- Historic Sites
October 1973 | Volume 24, Issue 6
A second instance of rebellion, known as the Fries Uprising, took place in Pennsylvania in March, 1799, this time in three eastern counties: Northampton, Bucks, and Montgomery. The issue was a direct federal property tax passed by Congress in 1798 in anticipation of war with France. A roving auctioneer named John Fries successfully raised several hundred men to oppose the government’s efforts to collect the tax. After they had chased the tax collectors from the area and freed three tax dodgers from the Bethlehem jail, President Adams proclaimed the uprising treason and sent in the militia to put it down. The troops found no insurrection—the armed men had long ago dispersed—but did capture Fries and two of his lieutenants, who were brought to trial, found guilty, and sentenced to hang.
Informed of the death penalty imposed on Fries, Adams assembled his Cabinet for direction. The Cabinet unanimously opposed the extension of pardon, but Adams decided to “take on myself alone the responsibility of one more appeal to the humane and generous natures of the American people.” He pardoned the three condemned men and on May 21, 1800, extended a “full, free and absolute pardon” to virtually all the remaining insurrectionists.
With the onset of the second war with Great Britain in 1812, Congress authorized a 166,000-man army to be drawn primarily from the state militias to supplement the seven-thousand-man Regular Army. Three New England states refused to comply with Congress’ request, and elsewhere recruiting proved difficult. In 1814, following two years of disastrous defeats that culminated in the burning of the city of Washington, President Madison asked for a congressional draft of forty thousand men. Both houses passed separate bills, but before the differences between them could be ironed out, the war ended and the draft issue was dropped.
On three separate occasions (February and October, 1812, and June, 1814) Madison attempted to bring the small Regular Army up to strength by offering a general pardon (as President Jefferson had done in October, 1807) to any deserters who reported for duty within four months of the proclamation date.

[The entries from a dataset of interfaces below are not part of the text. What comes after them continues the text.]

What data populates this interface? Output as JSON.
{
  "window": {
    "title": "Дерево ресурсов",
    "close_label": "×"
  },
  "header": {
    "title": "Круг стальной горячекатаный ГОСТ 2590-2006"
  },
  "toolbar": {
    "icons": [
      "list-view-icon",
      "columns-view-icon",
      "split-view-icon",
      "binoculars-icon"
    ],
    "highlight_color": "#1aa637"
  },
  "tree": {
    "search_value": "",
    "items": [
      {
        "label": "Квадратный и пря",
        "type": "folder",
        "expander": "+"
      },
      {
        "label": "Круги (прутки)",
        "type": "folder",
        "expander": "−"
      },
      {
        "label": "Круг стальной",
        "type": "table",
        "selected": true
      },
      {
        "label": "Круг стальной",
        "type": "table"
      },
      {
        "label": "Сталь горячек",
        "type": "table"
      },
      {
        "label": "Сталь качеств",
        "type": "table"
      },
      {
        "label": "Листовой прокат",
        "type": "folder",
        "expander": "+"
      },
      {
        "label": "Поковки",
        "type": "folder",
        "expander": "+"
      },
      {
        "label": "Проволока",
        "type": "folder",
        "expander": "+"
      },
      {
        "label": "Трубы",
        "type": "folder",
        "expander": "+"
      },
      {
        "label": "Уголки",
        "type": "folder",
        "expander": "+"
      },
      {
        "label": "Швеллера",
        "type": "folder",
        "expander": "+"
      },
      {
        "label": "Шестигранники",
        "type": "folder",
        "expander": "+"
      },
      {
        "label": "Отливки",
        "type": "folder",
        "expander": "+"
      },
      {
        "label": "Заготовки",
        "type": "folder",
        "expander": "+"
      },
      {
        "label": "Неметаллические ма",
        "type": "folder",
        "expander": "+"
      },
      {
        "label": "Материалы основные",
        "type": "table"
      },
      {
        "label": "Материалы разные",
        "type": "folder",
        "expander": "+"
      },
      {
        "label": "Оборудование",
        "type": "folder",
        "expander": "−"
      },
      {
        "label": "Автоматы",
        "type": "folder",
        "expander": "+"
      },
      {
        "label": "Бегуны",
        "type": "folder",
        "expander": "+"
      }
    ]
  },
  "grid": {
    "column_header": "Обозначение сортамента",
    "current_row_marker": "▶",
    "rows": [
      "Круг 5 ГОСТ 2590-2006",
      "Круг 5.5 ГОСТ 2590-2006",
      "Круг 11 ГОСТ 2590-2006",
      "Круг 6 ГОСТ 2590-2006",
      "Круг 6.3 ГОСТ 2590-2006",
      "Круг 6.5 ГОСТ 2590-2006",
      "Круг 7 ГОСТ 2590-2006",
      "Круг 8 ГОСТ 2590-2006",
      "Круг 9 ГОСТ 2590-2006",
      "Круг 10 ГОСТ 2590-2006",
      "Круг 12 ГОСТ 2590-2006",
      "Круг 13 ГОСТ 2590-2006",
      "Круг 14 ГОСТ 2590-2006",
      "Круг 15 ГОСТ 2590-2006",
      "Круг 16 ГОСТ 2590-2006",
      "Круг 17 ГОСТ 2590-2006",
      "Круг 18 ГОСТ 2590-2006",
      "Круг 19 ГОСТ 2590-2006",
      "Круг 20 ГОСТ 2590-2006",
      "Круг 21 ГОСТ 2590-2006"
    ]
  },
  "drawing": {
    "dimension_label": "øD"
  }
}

No general pardons were granted to deserters after the war had ended. The only postwar amnesty was directed to the Barataria pirates. For some years prior to 1814 about eight hundred pirates under the command of the notorious Lafitte brothers had plied their trade along the Gulf coast until in September, 1814, the U.S. Navy closed their base at Barataria in the bayous south of New Orleans. Under indictment for piracy, the Baratarians nonetheless refused a bid to join with the British and offered instead to help in the defense of New Orleans. A reluctant Andrew Jackson finally accepted their services, and the “hellish banditti” (as he called them) were instrumental in defeating the English troops.
Acting on a petition from the I/uiisiana legislature and convinced in his own mind that the pirates had “abandoned … the worse cause for the support of the best,” Madison concluded that they could “no longer be considered as objects of punishment, but as objects of a generous forgiveness.” Accordingly, on February 6, 1815, he tendered a “free and full Pardon” to any accused pirate who could produce written proof from the governor of Louisiana that he had taken part in the successful defense of New Orleans, provided no act of piracy had taken place after January 8, 1815.
Because Congress had lately redrafted the military code, repealing the death penalty for deserters in peacetime, President Jackson issued an executive order on June 12, 1830, extending “free and full pardon … to those who at the date of this order stand in the character of deserters.” All those in prison were freed and returned to duty. Those still at large and those under the death sentence were ordered discharged and prohibited from all future military service. Wrote Jackson, “… the ranks of the Army should be composed of respectable, not degraded materials.”
Nearly fifty thousand troops for the Mexican War were raised entirely from volunteers. There were no conscripts, and the state militias were not called on to serve. Despite formidable opposition to the war in New England the government had little difficulty in filling the ranks. President Polk later told Congress that the war had proved again that it was unnecessary to have a large peacetime army. “Unlike what would have occurred in any other country,” he said, “we were under no necessity of resorting to drafts or conscriptions. On the contrary, such was the number of volunteers who patriotically tendered their services that the chief difficulty was in making selections and determining who should be disappointed and compelled to remain at home.”
There was no general pardon for deserters at the war’s end.